TO DO:
When the word "JSON" shows up in a line of the data below, copy that whole line.

Dataset excerpts:
________________________

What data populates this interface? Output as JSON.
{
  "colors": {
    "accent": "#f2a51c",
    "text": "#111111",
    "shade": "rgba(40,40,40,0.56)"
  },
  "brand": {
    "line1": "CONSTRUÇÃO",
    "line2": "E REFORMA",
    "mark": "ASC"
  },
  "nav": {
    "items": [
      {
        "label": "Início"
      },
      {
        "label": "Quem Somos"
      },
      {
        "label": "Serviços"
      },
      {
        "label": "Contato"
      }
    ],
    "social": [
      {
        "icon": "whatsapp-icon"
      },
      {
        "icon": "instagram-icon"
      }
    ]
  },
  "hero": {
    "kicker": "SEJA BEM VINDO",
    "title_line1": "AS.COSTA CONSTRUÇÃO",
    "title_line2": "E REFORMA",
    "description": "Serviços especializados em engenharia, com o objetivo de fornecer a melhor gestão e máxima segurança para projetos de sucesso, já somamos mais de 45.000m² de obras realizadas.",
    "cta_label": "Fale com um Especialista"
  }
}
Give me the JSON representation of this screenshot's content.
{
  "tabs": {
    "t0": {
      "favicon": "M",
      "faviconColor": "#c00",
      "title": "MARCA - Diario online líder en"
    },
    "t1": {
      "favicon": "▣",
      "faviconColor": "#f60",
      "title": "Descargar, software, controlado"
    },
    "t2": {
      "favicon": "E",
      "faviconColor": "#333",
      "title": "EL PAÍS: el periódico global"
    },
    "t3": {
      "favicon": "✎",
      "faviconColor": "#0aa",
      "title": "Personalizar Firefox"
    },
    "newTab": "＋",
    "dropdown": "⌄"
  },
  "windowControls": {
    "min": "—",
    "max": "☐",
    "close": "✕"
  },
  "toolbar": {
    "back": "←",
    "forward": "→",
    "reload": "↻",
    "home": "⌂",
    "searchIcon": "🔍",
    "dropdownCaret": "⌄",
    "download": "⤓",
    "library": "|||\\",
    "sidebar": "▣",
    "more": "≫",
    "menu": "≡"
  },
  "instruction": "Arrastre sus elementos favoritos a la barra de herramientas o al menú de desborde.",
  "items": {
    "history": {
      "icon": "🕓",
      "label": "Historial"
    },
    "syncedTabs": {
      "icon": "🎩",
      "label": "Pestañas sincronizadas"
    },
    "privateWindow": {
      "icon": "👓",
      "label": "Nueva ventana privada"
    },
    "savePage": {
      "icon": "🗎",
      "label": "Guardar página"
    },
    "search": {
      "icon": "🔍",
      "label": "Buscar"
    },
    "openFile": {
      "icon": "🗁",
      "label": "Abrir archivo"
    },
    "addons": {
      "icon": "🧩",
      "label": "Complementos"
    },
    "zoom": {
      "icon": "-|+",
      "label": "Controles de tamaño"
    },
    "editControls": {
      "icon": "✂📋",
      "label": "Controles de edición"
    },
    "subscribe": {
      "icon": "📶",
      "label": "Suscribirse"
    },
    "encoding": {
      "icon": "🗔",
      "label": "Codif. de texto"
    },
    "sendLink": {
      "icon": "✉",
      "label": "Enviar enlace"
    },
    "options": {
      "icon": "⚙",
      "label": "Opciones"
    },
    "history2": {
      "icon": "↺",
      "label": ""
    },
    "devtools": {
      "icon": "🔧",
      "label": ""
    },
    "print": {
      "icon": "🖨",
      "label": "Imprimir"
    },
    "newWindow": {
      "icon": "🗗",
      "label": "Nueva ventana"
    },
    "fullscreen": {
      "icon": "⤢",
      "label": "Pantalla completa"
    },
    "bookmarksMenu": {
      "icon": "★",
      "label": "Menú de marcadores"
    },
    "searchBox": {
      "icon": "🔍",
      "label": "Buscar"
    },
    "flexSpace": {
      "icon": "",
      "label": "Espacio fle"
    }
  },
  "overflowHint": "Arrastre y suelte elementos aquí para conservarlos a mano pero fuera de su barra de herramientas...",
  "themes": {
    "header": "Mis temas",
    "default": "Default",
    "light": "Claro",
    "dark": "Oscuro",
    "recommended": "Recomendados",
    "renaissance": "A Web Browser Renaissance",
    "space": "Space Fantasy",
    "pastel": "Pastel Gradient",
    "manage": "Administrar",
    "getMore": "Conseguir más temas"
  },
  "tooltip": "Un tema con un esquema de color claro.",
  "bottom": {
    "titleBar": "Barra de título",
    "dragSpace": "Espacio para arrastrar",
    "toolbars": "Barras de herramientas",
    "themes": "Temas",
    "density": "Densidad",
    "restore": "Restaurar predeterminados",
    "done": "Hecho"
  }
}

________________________

OUTPUT FOR THIS EXERCISE:
What data populates this interface? Output as JSON.
Give me the JSON representation of this screenshot's content.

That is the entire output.